In what other industry would we tolerate such a bleak rate of mistakes, let alone fatalities, which remotely approaches this? Imagine what would happen to the airline industry if 3 to 4 jumbo jets were crashing every day! They would shut it down. Or, what happens when two people die, and only a few others become sick, from Salmonella or E. Coli poisoning in a fast food chain. It would make national headline news, the restaurant would close, there would be a massive national recall of meat, and the packing plant would close until the source was identified and the problem fixed. This does not happen in medicine, in spite of the fact that low-balling at 624,000 deaths per year, it is the number one cause of death in the
As Rosemary Gibson points out in her book Wall of Silence; The Untold Story of the Medical Mistakes That Kill and Injure Millions of Americans: “Hospitals should be the safes places. The fact is they are not.”
Clearly, the assumptions that we make about our health, doctors, hospitals, drugs, tests and procedures are both grossly inaccurate and dangerous. What you don’t know can kill you when you enter, what appears to be, a disease care lottery.
Here are some hospital essentials that can decrease your risk of injury and/or adverse outcome, and perhaps save your life. (Quoting and paraphrasing pgs. 239-244: Wall of Silence)
- Know that mistakes can happen. By knowing that mistakes can occur, you can be on the lookout for them.
- Do not go into a hospital like a lamb, passively accepting what you are told at face value. Be aggressive and demanding. Your job is to get the best care possible, have your problems addressed safely, and survive your hospital stay. Question everything: every drug-dose-drip-test-procedure.
- Ask your direct caregivers if they washed their hands before touching you. Ask your doctor to tuck in his tie or take it off.
- Learn as much as possible about the disease or injury affecting you and your treatment options—down to every detail.
- Don’t put blind trust in doctors or hospitals.
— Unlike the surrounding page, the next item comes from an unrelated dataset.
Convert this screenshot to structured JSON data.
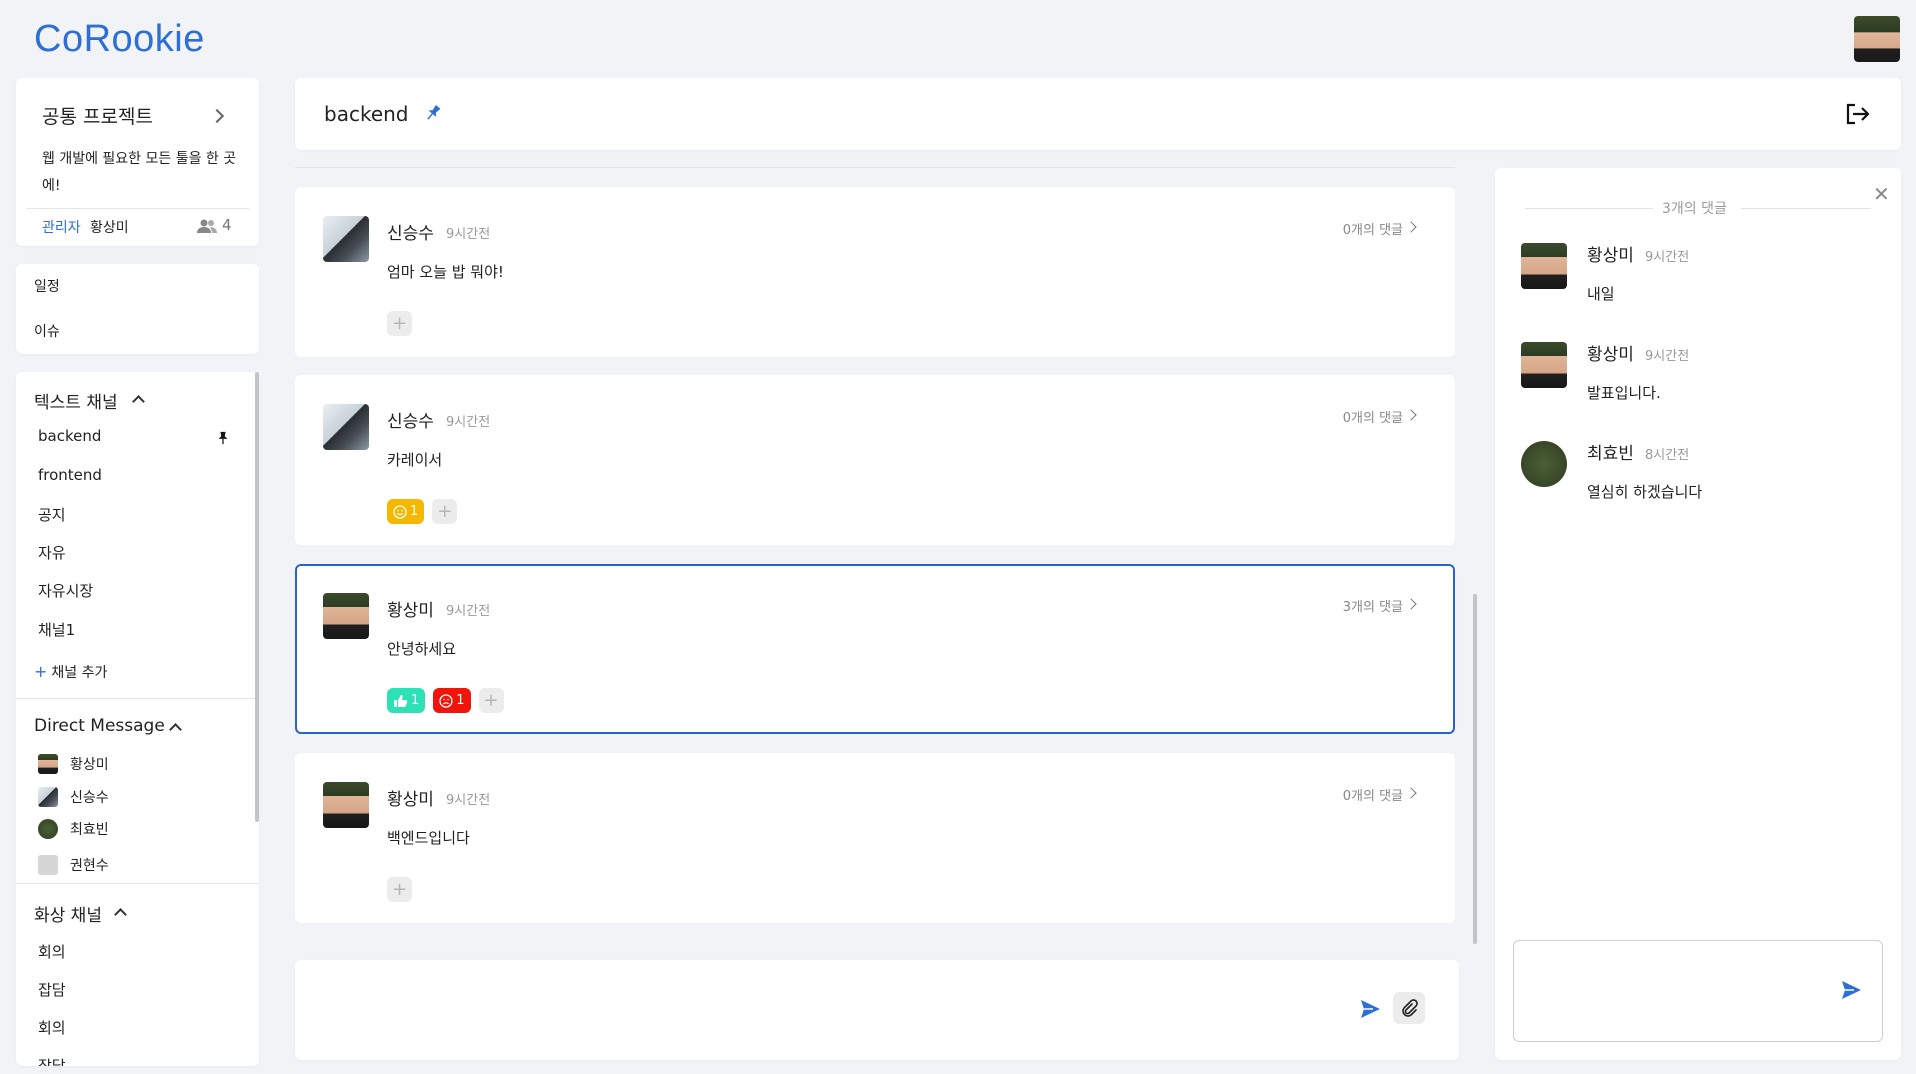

Seriously research to find the doctor and hospital that are best for you. Ask questions and delve deeper.
- Understand what ‘board-certified’ means.
- Obtain a copy of your medical records and read them. Ask questions and they will take you more seriously.
- Keep your own detailed coherent journal. Record every doctor who sees you and for what purpose. Write down all procedures, medications, vital signs, fluids-IV’s
- Trust but verify: Ask to find out who is taking care of you and their role—whether it is a nurse, resident, fellow, or veteran physician.
- Know how to contact and access your doctor directly (phone #’s, etc).
- As best possible, try to have someone with you in your room 24/7.
- If you hear nothing after a test is conducted, don’t assume that everything is ok. Call and ask for results.
- Follow your gut instinct. If something doesn’t seem right, it probably isn’t. ASK questions! You may have to take matters into your own hands to save your own life!